Kevin Smith's Twitter Campaign Against Critics
After almost exactly a month in theaters, Kevin Smith's Cop Out has made $42.7 million at the box office, making it the highest grossing film directed by the sometime-indie icon, by a substantial margin. Meanwhile, the Bruce Willis/Tracy Morgan cop-com was a total strikeout with critics, netting just 19% fresh on Rotten Tomatoes--meaning that it appealed to roughly half the critics who gave a pass to Smith's previous noted bomb, Jersey Girl. (Here's where I should probably note that I'm one of the few critics who liked Cop Out.)
Now Smith has done the math and decided that paying customers are better suited to judging quality than professional critics, who generally see movies before their release, for free.
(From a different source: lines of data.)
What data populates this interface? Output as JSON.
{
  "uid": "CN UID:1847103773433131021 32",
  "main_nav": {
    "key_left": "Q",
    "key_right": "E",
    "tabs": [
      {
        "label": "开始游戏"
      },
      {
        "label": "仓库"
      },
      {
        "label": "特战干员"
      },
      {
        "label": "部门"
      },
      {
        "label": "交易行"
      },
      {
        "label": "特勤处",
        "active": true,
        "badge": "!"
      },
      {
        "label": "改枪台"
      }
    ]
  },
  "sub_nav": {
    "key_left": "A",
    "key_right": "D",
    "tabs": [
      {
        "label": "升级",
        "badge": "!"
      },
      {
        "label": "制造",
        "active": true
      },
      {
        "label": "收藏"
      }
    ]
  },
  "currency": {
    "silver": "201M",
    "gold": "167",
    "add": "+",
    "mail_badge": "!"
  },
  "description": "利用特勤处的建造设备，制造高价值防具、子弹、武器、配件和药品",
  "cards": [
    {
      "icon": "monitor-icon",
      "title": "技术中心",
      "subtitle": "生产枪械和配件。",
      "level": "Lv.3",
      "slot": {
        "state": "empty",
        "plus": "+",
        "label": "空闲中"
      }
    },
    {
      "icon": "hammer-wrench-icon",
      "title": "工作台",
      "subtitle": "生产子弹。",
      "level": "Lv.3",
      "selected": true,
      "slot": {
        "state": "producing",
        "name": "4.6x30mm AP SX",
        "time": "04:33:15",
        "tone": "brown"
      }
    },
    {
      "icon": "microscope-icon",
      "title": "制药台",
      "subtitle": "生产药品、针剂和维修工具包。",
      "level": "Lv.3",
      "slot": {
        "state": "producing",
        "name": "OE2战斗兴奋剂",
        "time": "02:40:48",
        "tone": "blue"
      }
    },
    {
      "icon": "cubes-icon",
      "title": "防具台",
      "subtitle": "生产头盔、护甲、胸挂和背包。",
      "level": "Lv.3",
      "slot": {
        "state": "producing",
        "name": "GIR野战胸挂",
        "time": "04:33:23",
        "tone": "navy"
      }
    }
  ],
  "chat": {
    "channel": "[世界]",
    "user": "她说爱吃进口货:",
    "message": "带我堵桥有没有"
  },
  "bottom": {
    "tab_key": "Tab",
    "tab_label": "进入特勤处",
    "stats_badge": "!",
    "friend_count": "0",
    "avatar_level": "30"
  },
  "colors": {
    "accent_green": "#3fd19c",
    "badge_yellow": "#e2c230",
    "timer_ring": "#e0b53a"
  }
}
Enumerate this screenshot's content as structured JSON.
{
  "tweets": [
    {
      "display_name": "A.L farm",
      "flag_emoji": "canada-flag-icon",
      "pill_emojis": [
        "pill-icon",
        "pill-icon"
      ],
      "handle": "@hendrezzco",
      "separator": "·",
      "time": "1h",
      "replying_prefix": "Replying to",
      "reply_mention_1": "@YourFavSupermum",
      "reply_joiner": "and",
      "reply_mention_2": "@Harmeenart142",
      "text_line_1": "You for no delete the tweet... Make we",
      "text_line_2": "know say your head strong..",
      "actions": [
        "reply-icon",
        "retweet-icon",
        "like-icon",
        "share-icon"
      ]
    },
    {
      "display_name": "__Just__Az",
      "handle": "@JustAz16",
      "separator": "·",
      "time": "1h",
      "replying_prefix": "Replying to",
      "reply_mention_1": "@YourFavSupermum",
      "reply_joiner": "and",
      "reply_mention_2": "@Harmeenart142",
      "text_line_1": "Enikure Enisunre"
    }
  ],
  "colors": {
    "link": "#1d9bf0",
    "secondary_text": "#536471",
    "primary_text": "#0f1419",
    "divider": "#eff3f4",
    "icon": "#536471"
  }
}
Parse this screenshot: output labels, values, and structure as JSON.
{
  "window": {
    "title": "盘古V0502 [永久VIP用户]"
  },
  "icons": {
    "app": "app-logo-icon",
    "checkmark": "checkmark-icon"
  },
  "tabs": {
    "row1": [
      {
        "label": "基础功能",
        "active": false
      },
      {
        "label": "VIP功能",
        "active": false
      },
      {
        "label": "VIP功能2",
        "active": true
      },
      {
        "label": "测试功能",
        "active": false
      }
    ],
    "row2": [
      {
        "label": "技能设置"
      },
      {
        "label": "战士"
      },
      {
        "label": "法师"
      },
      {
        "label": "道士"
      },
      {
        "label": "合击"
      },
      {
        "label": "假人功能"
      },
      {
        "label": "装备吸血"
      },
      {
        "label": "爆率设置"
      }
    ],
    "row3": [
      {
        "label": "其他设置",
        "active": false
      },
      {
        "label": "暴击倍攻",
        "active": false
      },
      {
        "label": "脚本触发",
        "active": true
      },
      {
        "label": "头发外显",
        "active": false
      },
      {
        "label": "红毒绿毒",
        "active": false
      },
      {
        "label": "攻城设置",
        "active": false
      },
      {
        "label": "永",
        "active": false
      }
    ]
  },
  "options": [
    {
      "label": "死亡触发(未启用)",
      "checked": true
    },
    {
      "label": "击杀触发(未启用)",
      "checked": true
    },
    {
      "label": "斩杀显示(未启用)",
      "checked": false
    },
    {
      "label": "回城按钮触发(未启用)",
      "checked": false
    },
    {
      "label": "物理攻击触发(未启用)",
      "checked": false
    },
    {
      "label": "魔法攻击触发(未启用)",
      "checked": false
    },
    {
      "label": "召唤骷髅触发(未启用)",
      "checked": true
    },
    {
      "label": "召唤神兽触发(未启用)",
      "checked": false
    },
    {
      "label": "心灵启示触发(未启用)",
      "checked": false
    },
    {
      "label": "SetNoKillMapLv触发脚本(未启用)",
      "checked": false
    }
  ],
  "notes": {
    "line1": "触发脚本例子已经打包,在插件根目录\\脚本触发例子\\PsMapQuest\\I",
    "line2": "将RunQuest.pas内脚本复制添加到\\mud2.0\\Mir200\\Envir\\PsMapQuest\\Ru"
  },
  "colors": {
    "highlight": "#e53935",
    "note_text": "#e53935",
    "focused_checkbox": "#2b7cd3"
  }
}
If his Twitter output of today and yesterday are any indication, he's going to do something about it.
Smith's Twitter tear seems to have started yesterday, when he noted inaccuracies in a couple of stories about the greenlighting of his long-discussed horror film, Red State. Then, in response to a fan's question, Smith confirmed that Cop Out's gross helped push the controversial State into go territory: "Some folks don't wanna hear that, but yes: #CopOut got us to RED STATE." From there, over the course of a full day and many @ replies, he went on to accuse the current press screening system of being Orwellian, and indicated that from now on, if critics want to review his movies, they'll have to pay to see them. Here's an edited version of where he went from there:
Like, why am I giving an arbitrary 500 people power over what I do at all, let alone for free? Next flick, I'd rather pick 500 randoms from Twitter feed & let THEM see it for free in advance, then post THEIR opinions, good AND bad. Same difference. Why's their opinion more valid? It's a backwards system. People are free to talk shit about ANY of my flicks, so long as they paid to see it. Fuck this AnimalFarm bullshit.
@BenHeckenkamp [wrote], "guess Kev slammed film critics on Twitter. My hero" Hardly a slam; pointed out what a dopey, embarrassing bloodsport the current incarnation of most film "criticism" is & only a dumb system continues showing them flicks free. #PayLikeEveryoneElse
But once again, some cats're out of sorts because they might have to pay to see a flick. So they make it about "Fuck you, make good movies." My point: if I'm gonna show it to 500 arbitrary people for free, I'd rather show it to 500 arbitrary people off Twitter. What's the diff? I don't fetishize my OWN profession or put it on a pedestal; why the fuck am I fetishizing critics? I'm not 24 anymore. I've got enough perspective/experience to make an educated call. And after watching the ridiculousness of "critics" "reviewing" #CopOut, I dunno...
"Not just any shlub off Twitter can do it!" I say "Yes, they can." The same people who democratized writing about movies by being rank amateurs themselves when they started now poo-poo the idea of letting people from Twitter take their gig.
Just my observation based on 15yrs of doing this and a decision to change the way I approach it from now on. Not trying to burn it all down; I just feel, from now on, I'll be going another way. The people who're criticizing me the loudest are easily 10, 15 yrs my junior with less experience writing about film than I have making 'em.
I've got longevity on my side now. I've been doing this since 93: so 17 years. I'm a veteran of the film biz. And as a veteran - not just some spectator with an opinion - I think I know what's better for me & my career than total strangers whose Google-able history proves they've NEVER had my best interests at heart. So I'm gonna listen to THOSE people? Nyet. Listening to me, not them, has gotten me THIS far.
Presumably, you can follow Smith's further arguments under his specially-created hashtag: #FuckTheseBourgeoisFreeMoviePigs. Predictably, some of the many film writers who follow Smith are none too pleased at this outburst. "If you really think what you do is beyond criticism, fine," tweeted Drew McWeeny of HitFix.com. "But it's not. No filmmaker's work is." It was a class issue for freelancer Ryan Stewart: "I like that @thatkevinsmith, a multi-millionaire, is obsessing on the one privilege of people who otherwise barely make enough to pay taxes." Finally, Cinematical's Eric D. Snider used Smith's own argument against him: "I don't care what @thatkevinsmith thinks about movie reviews unless he paid to read them."